August is shaping up to be a negative month for the S&P 500 Bond Index (-0.52% month-to-date and -0.61% YTD), as of Aug. 28, 2015. Though, for all the drama of this month, attributable to the drop in oil prices (-24% YTD), weakness in the Chinese economy, and a major sell-off in equities, bond returns look relatively stable. U.S. equities, as measured by the S&P 500, have a total return of -2.07% YTD, (-3.4% price return) as of the same date.

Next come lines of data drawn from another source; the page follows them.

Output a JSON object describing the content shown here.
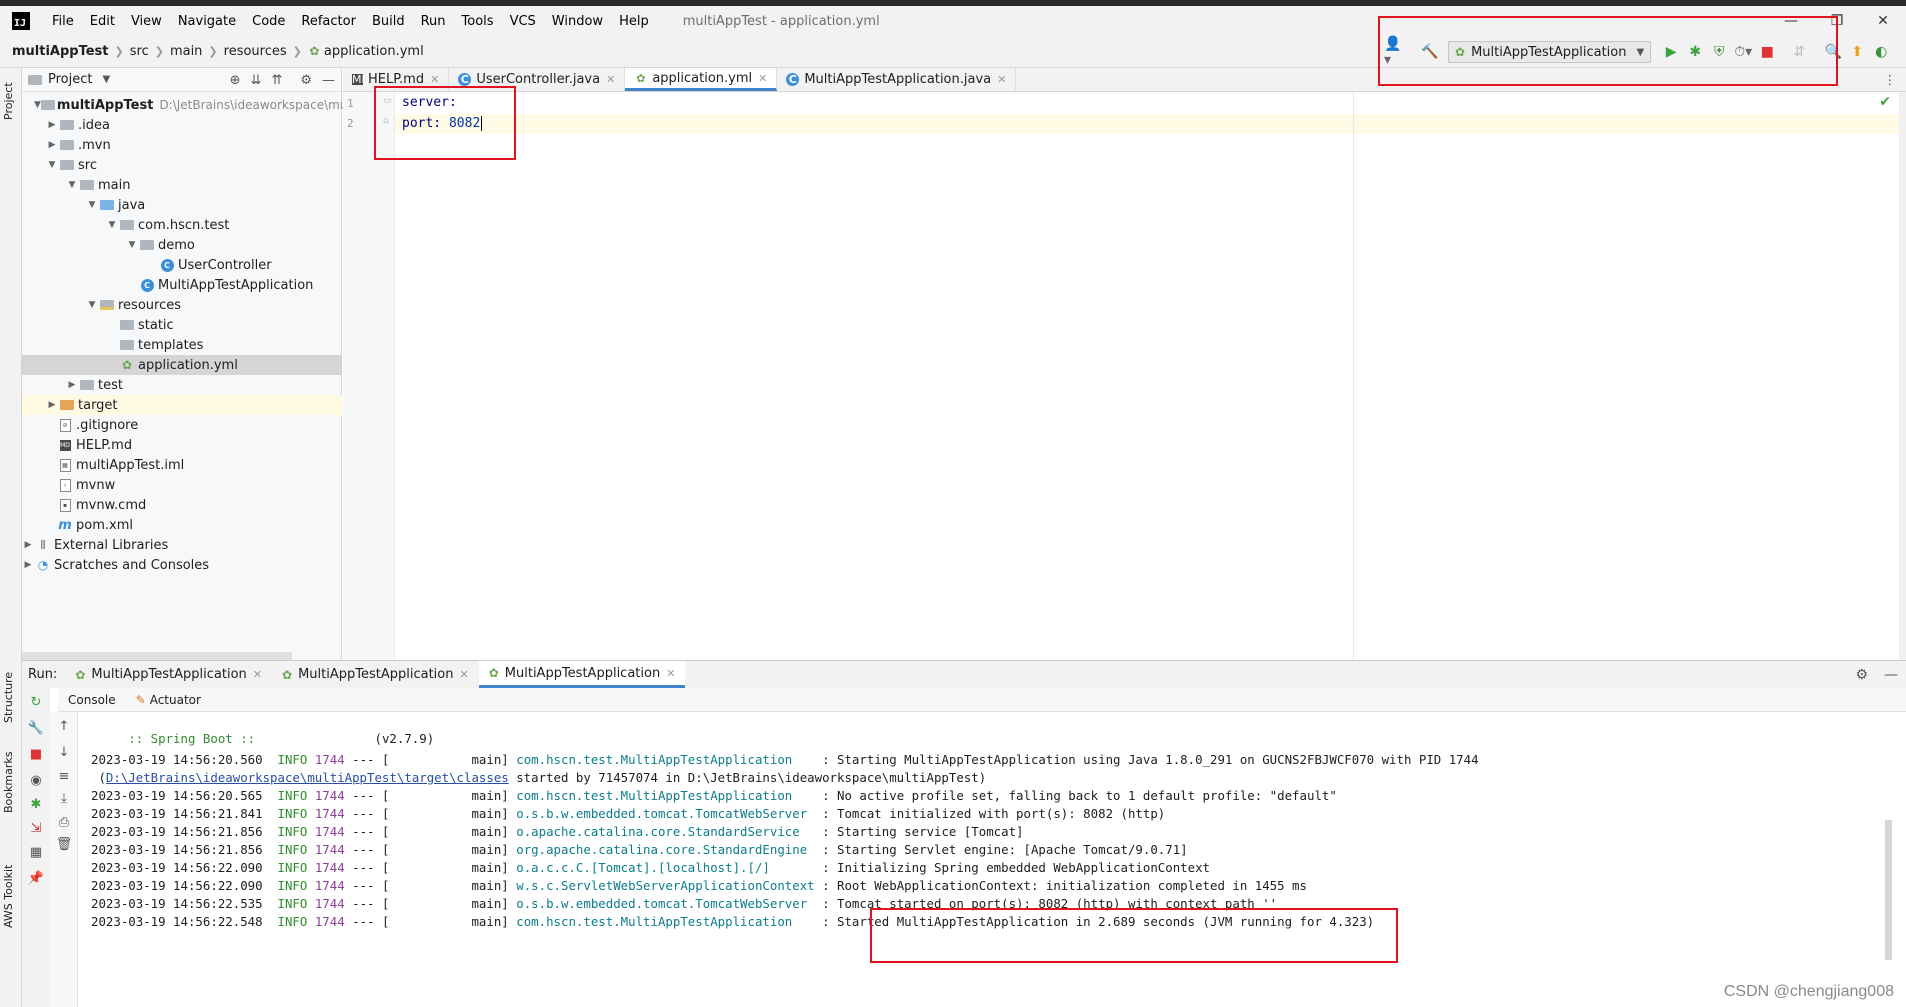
{
  "menu": {
    "logo": "IJ",
    "items": [
      "File",
      "Edit",
      "View",
      "Navigate",
      "Code",
      "Refactor",
      "Build",
      "Run",
      "Tools",
      "VCS",
      "Window",
      "Help"
    ],
    "window_title": "multiAppTest - application.yml"
  },
  "breadcrumb": {
    "project": "multiAppTest",
    "src": "src",
    "main": "main",
    "resources": "resources",
    "file": "application.yml"
  },
  "toolbar": {
    "run_config": "MultiAppTestApplication"
  },
  "left_strip": {
    "project": "Project",
    "structure": "Structure",
    "bookmarks": "Bookmarks",
    "aws": "AWS Toolkit"
  },
  "project_panel": {
    "title": "Project",
    "tree": [
      {
        "label": "multiAppTest",
        "path": "D:\\JetBrains\\ideaworkspace\\mult"
      },
      {
        "label": ".idea"
      },
      {
        "label": ".mvn"
      },
      {
        "label": "src"
      },
      {
        "label": "main"
      },
      {
        "label": "java"
      },
      {
        "label": "com.hscn.test"
      },
      {
        "label": "demo"
      },
      {
        "label": "UserController"
      },
      {
        "label": "MultiAppTestApplication"
      },
      {
        "label": "resources"
      },
      {
        "label": "static"
      },
      {
        "label": "templates"
      },
      {
        "label": "application.yml"
      },
      {
        "label": "test"
      },
      {
        "label": "target"
      },
      {
        "label": ".gitignore"
      },
      {
        "label": "HELP.md"
      },
      {
        "label": "multiAppTest.iml"
      },
      {
        "label": "mvnw"
      },
      {
        "label": "mvnw.cmd"
      },
      {
        "label": "pom.xml"
      },
      {
        "label": "External Libraries"
      },
      {
        "label": "Scratches and Consoles"
      }
    ]
  },
  "editor_tabs": [
    "HELP.md",
    "UserController.java",
    "application.yml",
    "MultiAppTestApplication.java"
  ],
  "editor": {
    "line_numbers": [
      "1",
      "2"
    ],
    "line1_key": "server:",
    "line2_key": "port:",
    "line2_value": "8082"
  },
  "run_panel": {
    "label": "Run:",
    "tabs": [
      "MultiAppTestApplication",
      "MultiAppTestApplication",
      "MultiAppTestApplication"
    ],
    "subtabs": [
      "Console",
      "Actuator"
    ]
  },
  "console": {
    "banner_prefix": " :: Spring Boot :: ",
    "banner_version": "               (v2.7.9)",
    "continuation_prefix": " (",
    "continuation_link": "D:\\JetBrains\\ideaworkspace\\multiAppTest\\target\\classes",
    "continuation_rest": " started by 71457074 in D:\\JetBrains\\ideaworkspace\\multiAppTest)",
    "lines": [
      {
        "ts": "2023-03-19 14:56:20.560",
        "level": "INFO",
        "pid": "1744",
        "thread": " --- [           main] ",
        "logger": "com.hscn.test.MultiAppTestApplication    ",
        "msg": ": Starting MultiAppTestApplication using Java 1.8.0_291 on GUCNS2FBJWCF070 with PID 1744"
      },
      {
        "ts": "2023-03-19 14:56:20.565",
        "level": "INFO",
        "pid": "1744",
        "thread": " --- [           main] ",
        "logger": "com.hscn.test.MultiAppTestApplication    ",
        "msg": ": No active profile set, falling back to 1 default profile: \"default\""
      },
      {
        "ts": "2023-03-19 14:56:21.841",
        "level": "INFO",
        "pid": "1744",
        "thread": " --- [           main] ",
        "logger": "o.s.b.w.embedded.tomcat.TomcatWebServer  ",
        "msg": ": Tomcat initialized with port(s): 8082 (http)"
      },
      {
        "ts": "2023-03-19 14:56:21.856",
        "level": "INFO",
        "pid": "1744",
        "thread": " --- [           main] ",
        "logger": "o.apache.catalina.core.StandardService   ",
        "msg": ": Starting service [Tomcat]"
      },
      {
        "ts": "2023-03-19 14:56:21.856",
        "level": "INFO",
        "pid": "1744",
        "thread": " --- [           main] ",
        "logger": "org.apache.catalina.core.StandardEngine  ",
        "msg": ": Starting Servlet engine: [Apache Tomcat/9.0.71]"
      },
      {
        "ts": "2023-03-19 14:56:22.090",
        "level": "INFO",
        "pid": "1744",
        "thread": " --- [           main] ",
        "logger": "o.a.c.c.C.[Tomcat].[localhost].[/]       ",
        "msg": ": Initializing Spring embedded WebApplicationContext"
      },
      {
        "ts": "2023-03-19 14:56:22.090",
        "level": "INFO",
        "pid": "1744",
        "thread": " --- [           main] ",
        "logger": "w.s.c.ServletWebServerApplicationContext ",
        "msg": ": Root WebApplicationContext: initialization completed in 1455 ms"
      },
      {
        "ts": "2023-03-19 14:56:22.535",
        "level": "INFO",
        "pid": "1744",
        "thread": " --- [           main] ",
        "logger": "o.s.b.w.embedded.tomcat.TomcatWebServer  ",
        "msg": ": Tomcat started on port(s): 8082 (http) with context path ''"
      },
      {
        "ts": "2023-03-19 14:56:22.548",
        "level": "INFO",
        "pid": "1744",
        "thread": " --- [           main] ",
        "logger": "com.hscn.test.MultiAppTestApplication    ",
        "msg": ": Started MultiAppTestApplication in 2.689 seconds (JVM running for 4.323)"
      }
    ]
  },
  "watermark": "CSDN @chengjiang008",
  "colors": {
    "highlight_box": "#e0141c",
    "run_green": "#6aa84f",
    "accent_blue": "#4083c9"
  }
}
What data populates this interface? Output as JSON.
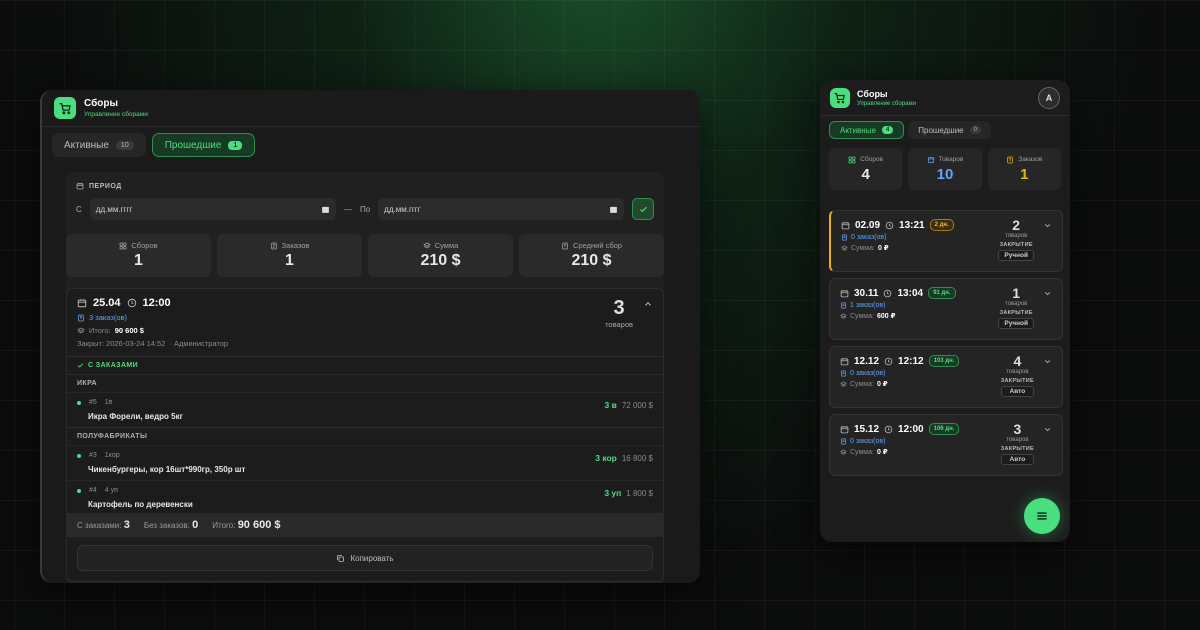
{
  "header": {
    "title": "Сборы",
    "subtitle": "Управление сборами"
  },
  "tabs": {
    "active_label": "Активные",
    "active_count": "10",
    "past_label": "Прошедшие",
    "past_count": "1"
  },
  "period": {
    "label": "ПЕРИОД",
    "from_label": "С",
    "to_label": "По",
    "dash": "—",
    "from_placeholder": "дд.мм.гггг",
    "to_placeholder": "дд.мм.гггг"
  },
  "stats": [
    {
      "label": "Сборов",
      "value": "1"
    },
    {
      "label": "Заказов",
      "value": "1"
    },
    {
      "label": "Сумма",
      "value": "210 $"
    },
    {
      "label": "Средний сбор",
      "value": "210 $"
    }
  ],
  "order": {
    "date": "25.04",
    "time": "12:00",
    "orders": "3 заказ(ов)",
    "total_label": "Итого:",
    "total": "90 600 $",
    "closed": "Закрыт: 2026-03-24 14:52",
    "closed_by": "· Администратор",
    "count": "3",
    "count_unit": "товаров",
    "with_orders": "С ЗАКАЗАМИ",
    "groups": [
      {
        "name": "ИКРА",
        "items": [
          {
            "num": "#5",
            "pack": "1в",
            "name": "Икра Форели, ведро 5кг",
            "qty": "3 в",
            "sum": "72 000 $"
          }
        ]
      },
      {
        "name": "ПОЛУФАБРИКАТЫ",
        "items": [
          {
            "num": "#3",
            "pack": "1кор",
            "name": "Чикенбургеры, кор 16шт*990гр, 350р шт",
            "qty": "3 кор",
            "sum": "16 800 $"
          },
          {
            "num": "#4",
            "pack": "4 уп",
            "name": "Картофель по деревенски",
            "qty": "3 уп",
            "sum": "1 800 $"
          }
        ]
      }
    ],
    "footer": {
      "with_label": "С заказами:",
      "with_value": "3",
      "without_label": "Без заказов:",
      "without_value": "0",
      "total_label": "Итого:",
      "total_value": "90 600 $"
    },
    "copy_label": "Копировать"
  },
  "mobile": {
    "title": "Сборы",
    "subtitle": "Управление сборами",
    "avatar": "A",
    "tabs": {
      "active_label": "Активные",
      "active_count": "4",
      "past_label": "Прошедшие",
      "past_count": "0"
    },
    "stats": [
      {
        "label": "Сборов",
        "value": "4",
        "color": "#4ade80"
      },
      {
        "label": "Товаров",
        "value": "10",
        "color": "#60a5fa"
      },
      {
        "label": "Заказов",
        "value": "1",
        "color": "#eab308"
      }
    ],
    "cards": [
      {
        "date": "02.09",
        "time": "13:21",
        "badge": "2 дн.",
        "orders": "0 заказ(ов)",
        "sum_label": "Сумма:",
        "sum": "0 ₽",
        "count": "2",
        "unit": "товаров",
        "closing_label": "ЗАКРЫТИЕ",
        "closing": "Ручной"
      },
      {
        "date": "30.11",
        "time": "13:04",
        "badge": "91 дн.",
        "orders": "1 заказ(ов)",
        "sum_label": "Сумма:",
        "sum": "600 ₽",
        "count": "1",
        "unit": "товаров",
        "closing_label": "ЗАКРЫТИЕ",
        "closing": "Ручной"
      },
      {
        "date": "12.12",
        "time": "12:12",
        "badge": "103 дн.",
        "orders": "0 заказ(ов)",
        "sum_label": "Сумма:",
        "sum": "0 ₽",
        "count": "4",
        "unit": "товаров",
        "closing_label": "ЗАКРЫТИЕ",
        "closing": "Авто"
      },
      {
        "date": "15.12",
        "time": "12:00",
        "badge": "106 дн.",
        "orders": "0 заказ(ов)",
        "sum_label": "Сумма:",
        "sum": "0 ₽",
        "count": "3",
        "unit": "товаров",
        "closing_label": "ЗАКРЫТИЕ",
        "closing": "Авто"
      }
    ]
  },
  "colors": {
    "accent": "#4ade80",
    "warning": "#eab308",
    "info": "#60a5fa",
    "panel": "#1a1a1a"
  }
}
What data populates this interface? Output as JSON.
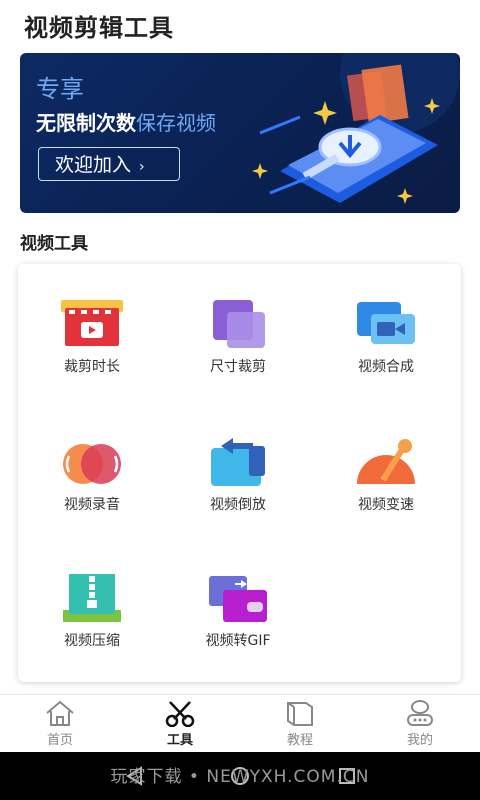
{
  "header": {
    "title": "视频剪辑工具"
  },
  "banner": {
    "exclusive": "专享",
    "line_main": "无限制次数",
    "line_highlight": "保存视频",
    "join_label": "欢迎加入",
    "join_chevron": "›",
    "colors": {
      "bg": "#0c2a63",
      "accent": "#6fa8f5",
      "phone": "#1d5ce0",
      "star": "#f5c842"
    }
  },
  "section": {
    "title": "视频工具"
  },
  "tools": [
    {
      "label": "裁剪时长",
      "icon": "film-clip-icon"
    },
    {
      "label": "尺寸裁剪",
      "icon": "resize-squares-icon"
    },
    {
      "label": "视频合成",
      "icon": "video-camera-icon"
    },
    {
      "label": "视频录音",
      "icon": "record-audio-icon"
    },
    {
      "label": "视频倒放",
      "icon": "reverse-arrow-icon"
    },
    {
      "label": "视频变速",
      "icon": "speed-gauge-icon"
    },
    {
      "label": "视频压缩",
      "icon": "zip-compress-icon"
    },
    {
      "label": "视频转GIF",
      "icon": "convert-gif-icon"
    }
  ],
  "nav": [
    {
      "label": "首页",
      "icon": "home-icon",
      "active": false
    },
    {
      "label": "工具",
      "icon": "scissors-icon",
      "active": true
    },
    {
      "label": "教程",
      "icon": "book-icon",
      "active": false
    },
    {
      "label": "我的",
      "icon": "profile-icon",
      "active": false
    }
  ],
  "watermark": "玩家下载 • NEWYXH.COM.CN"
}
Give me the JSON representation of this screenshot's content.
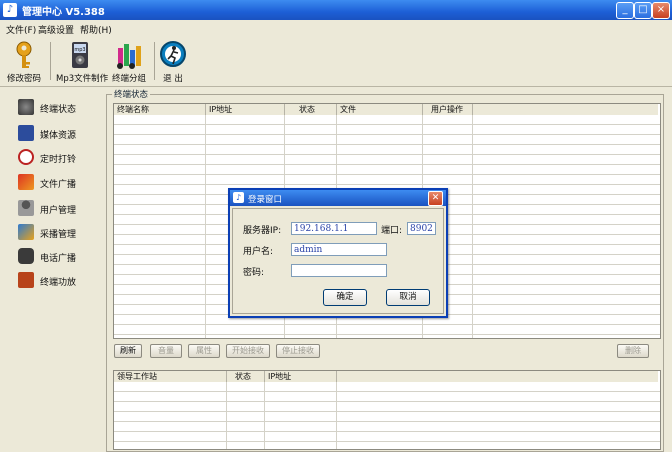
{
  "window": {
    "title": "管理中心 V5.388",
    "min": "_",
    "max": "□",
    "close": "×"
  },
  "menu": [
    "文件(F)",
    "高级设置",
    "帮助(H)"
  ],
  "toolbar": [
    {
      "label": "修改密码",
      "icon": "key-icon"
    },
    {
      "label": "Mp3文件制作",
      "icon": "mp3-icon"
    },
    {
      "label": "终端分组",
      "icon": "group-icon"
    },
    {
      "label": "退  出",
      "icon": "exit-icon"
    }
  ],
  "sidebar": [
    {
      "label": "终端状态",
      "icon": "terminal-icon"
    },
    {
      "label": "媒体资源",
      "icon": "media-icon"
    },
    {
      "label": "定时打铃",
      "icon": "clock-icon"
    },
    {
      "label": "文件广播",
      "icon": "broadcast-icon"
    },
    {
      "label": "用户管理",
      "icon": "user-icon"
    },
    {
      "label": "采播管理",
      "icon": "capture-icon"
    },
    {
      "label": "电话广播",
      "icon": "phone-icon"
    },
    {
      "label": "终端功放",
      "icon": "amplifier-icon"
    }
  ],
  "group_title": "终端状态",
  "terminal_table": {
    "columns": [
      "终端名称",
      "IP地址",
      "状态",
      "文件",
      "用户操作"
    ]
  },
  "actions": {
    "refresh": "刷新",
    "volume": "音量",
    "properties": "属性",
    "start_receive": "开始接收",
    "stop_receive": "停止接收",
    "delete": "删除"
  },
  "workstation_table": {
    "columns": [
      "领导工作站",
      "状态",
      "IP地址"
    ]
  },
  "dialog": {
    "title": "登录窗口",
    "server_ip_label": "服务器IP:",
    "server_ip": "192.168.1.1",
    "port_label": "端口:",
    "port": "8902",
    "username_label": "用户名:",
    "username": "admin",
    "password_label": "密码:",
    "password": "",
    "ok": "确定",
    "cancel": "取消"
  }
}
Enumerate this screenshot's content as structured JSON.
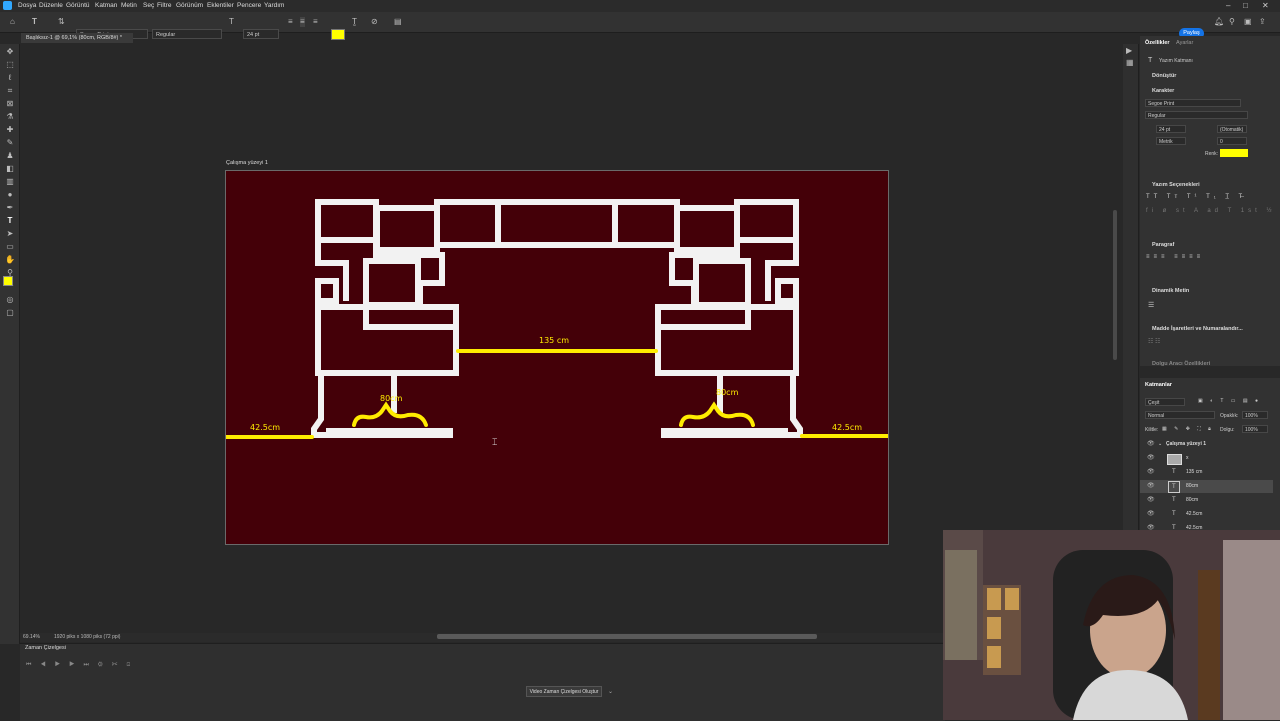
{
  "menu": [
    "Dosya",
    "Düzenle",
    "Görüntü",
    "Katman",
    "Metin",
    "Seç",
    "Filtre",
    "Görünüm",
    "Eklentiler",
    "Pencere",
    "Yardım"
  ],
  "options": {
    "font_family": "Segoe Print",
    "font_style": "Regular",
    "font_size": "24 pt",
    "color": "#ffff00",
    "share_label": "Paylaş"
  },
  "document": {
    "tab_title": "Başlıksız-1 @ 69,1% (80cm, RGB/8#) *",
    "artboard_label": "Çalışma yüzeyi 1",
    "background": "#440008",
    "labels": {
      "center": "135 cm",
      "left_inner": "80cm",
      "right_inner": "80cm",
      "left_outer": "42.5cm",
      "right_outer": "42.5cm"
    }
  },
  "status": {
    "zoom": "69.14%",
    "doc_size": "1920 piks x 1080 piks (72 ppi)"
  },
  "timeline": {
    "title": "Zaman Çizelgesi",
    "create_button": "Video Zaman Çizelgesi Oluştur"
  },
  "properties": {
    "tabs": [
      "Özellikler",
      "Ayarlar"
    ],
    "type_label": "Yazım Katmanı",
    "sections": {
      "transform": "Dönüştür",
      "character": "Karakter",
      "type_options": "Yazım Seçenekleri",
      "paragraph": "Paragraf",
      "smart_text": "Dinamik Metin",
      "bullets": "Madde İşaretleri ve Numaralandır...",
      "more": "Dolgu Aracı Özellikleri"
    },
    "font": "Segoe Print",
    "style": "Regular",
    "size": "24 pt",
    "leading": "(Otomatik)",
    "kerning": "Metrik",
    "tracking": "0",
    "color_label": "Renk:"
  },
  "layers": {
    "title": "Katmanlar",
    "filter": "Çeşit",
    "blend": "Normal",
    "opacity_label": "Opaklık:",
    "opacity": "100%",
    "lock_label": "Kilitle:",
    "fill_label": "Dolgu:",
    "fill": "100%",
    "items": [
      {
        "name": "Çalışma yüzeyi 1",
        "type": "group"
      },
      {
        "name": "x",
        "type": "image"
      },
      {
        "name": "135 cm",
        "type": "text"
      },
      {
        "name": "80cm",
        "type": "text"
      },
      {
        "name": "80cm",
        "type": "text"
      },
      {
        "name": "42.5cm",
        "type": "text"
      },
      {
        "name": "42.5cm",
        "type": "text"
      }
    ]
  }
}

Investors who have been chasing higher yields by moving down in credit will most likely experience a loss this month, as the S&P 500 High Yield Corporate Bond Index has returned -1.26% month-to-date. The S&P 500 BB High Yield Corporate Bond Index has returned -1.5% month-to-date, while the single B index is down -0.70% month-to-date and the CCC and lower index is down -0.99% month-to-date. When looking at the year-to-date returns, the riskiest of assets (S&P 500 CCC & Lower High Yield Corporate Bond Index) is still holding up, returning 3.16% after being as high as 4.33% on July 16, 2015.
Higher up the rating scale, the loss has been to a lesser degree. The S&P 500 Investment Grade Corporate Bond Index has returned -0.46% month-to-date and -0.68% YTD. The monthly returns by rating bucket are as would be expected, with AAA returning -0.18%, AA -0.26%, A -0.25%, and BBB -0.65% month-to-date.
At the height of this month’s selling, many questions arose about how bonds have performed historically. Exhibit 1 shows that even in most stressed of times (2008), investment-grade bonds weathered the storm, while high-yield bonds experienced significant losses. Those losses did not last too long, however, as the lower credits and investment-grade bonds bounced back in performance in December 2008 and did not look back during 2009.
Exhibit 1: Historical Returns